Profile: Multiple Sclerosis
Multiple Sclerosis, or MS, is the most common autoimmune disease that affects the central nervous system, which causes are yet to be known even as researchers and scientists carry on their quest for solutions. It is not a contagious disease, and treatments to delay its progression are readily available.
Although multiple sclerosis (MS) can affect other populations, people living outside the 40-degree mark north or south of the equator are more prone to the disease than those living in warmer climates, maybe because of their reduced vitamin D levels and/or less exposure to the sun. The disease usually begins to show signs and symptoms around the age of 20 up to the age of 50, affecting mostly women at twice the rate of men. Although scientists have seen multiple sclerosis cases among young children and the elderly, they claimed that they have not yet encountered symptoms among people below 15 years old or above age 60. Experts have also found that women possess a higher level of protein known as the interferon gamma, which could possibly explain why they are more prone to multiple sclerosis (MS). In addition, the disease has a genetic component. Having a father or mother who contracted MS runs a 3 to 5 percent risk of acquiring the same disease; while having an identical twin raises the risk to 30 percent.

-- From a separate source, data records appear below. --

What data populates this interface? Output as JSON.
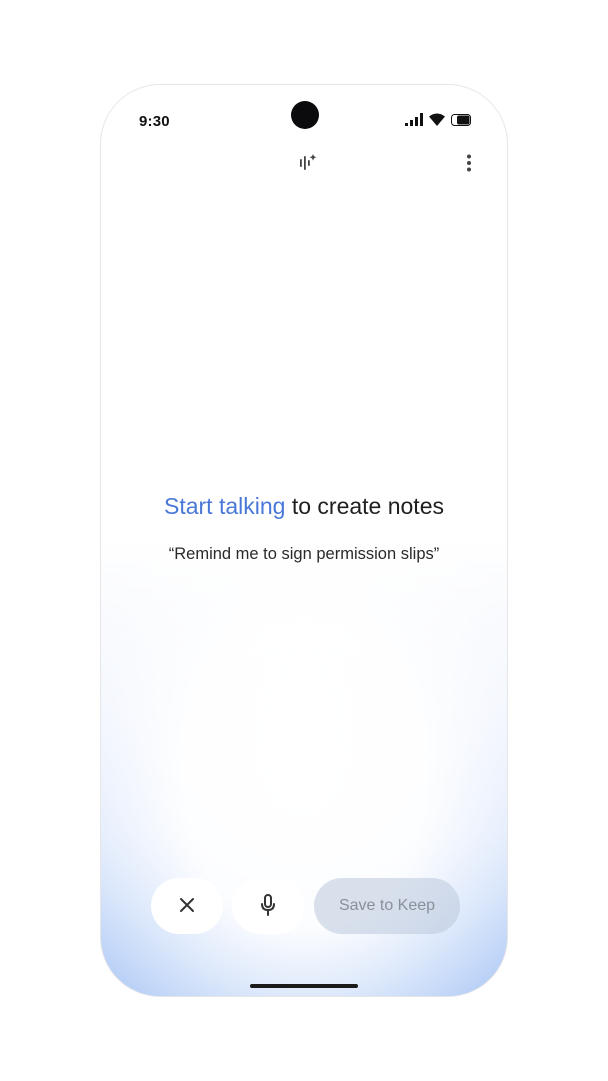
{
  "status_bar": {
    "time": "9:30"
  },
  "top_bar": {
    "transcribe_icon": "audio-sparkle-icon",
    "menu_icon": "more-vert-icon"
  },
  "main": {
    "headline_accent": "Start talking",
    "headline_rest": " to create notes",
    "example_prompt": "“Remind me to sign permission slips”"
  },
  "actions": {
    "cancel_icon": "close-icon",
    "mic_icon": "microphone-icon",
    "save_label": "Save to Keep"
  },
  "colors": {
    "accent": "#4a78d8",
    "gradient_bottom": "#a9c6f5",
    "save_button_bg": "#c8d4e8"
  }
}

Multiple Sclerosis (MS) Symptoms:
The multiple sclerosis (MS) symptoms are so numerous, but the more salient ones include: numbness and tingling sensation; vision problems or optic neuritis; loss of coordination; fatigue; dizziness; bowel and bladder dysfunction; alteration in sexual ability or erectile dysfunction; depression; emotional changes, and; muscle tremors. There are also other MS symptoms that seldom occur, such as: headaches, difficulty in swallowing, problem with breathing, speech deficiency, seizures, loss of hearing, and itching.
Diagnosing multiple sclerosis (MS)
Diagnosing multiple sclerosis (MS), therefore, is very difficult, and practitioners cite some reasons, like:
- It exhibits numerous symptoms, and every patient reacts differently to each symptom. Some patients may start with only a single symptom followed by a period without progression; while others may demonstrate multiple symptoms all at the same time;
- Many of the symptoms imitate conditions that are characteristics of other ailments;
- There has been no blood test for multiple sclerosis;
- Symptoms occur intermittently and follows an unpredictable course;
- Many symptoms are vague and difficult to gauge, such as fatigue, erectile dysfunction, depression, and cognitive problems, and which general practitioners may attribute to stress; hence, patients may never get to be referred to a specialist.
Nevertheless, experts were able to lay down some accepted criteria for making diagnosis, albeit imperfect, such as:
- Multiple Sclerosis commonly starts between 20 and 50 years old;
- Multiple Sclerosis symptoms and signs that indicate disease of the brain or spinal cord;
- Evidence of two or more lesions in the brain;
- Objective evidence of disease of the brain or spinal cord upon doctor’s examination;
- Two or more episodes that last at least 24 hours, and occur at least one month apart, and;
- No other explanation for the symptoms
Multiple Sclerosis (MS) is an individual disease, and therefore, it is pointless to compare cases of one patient with another.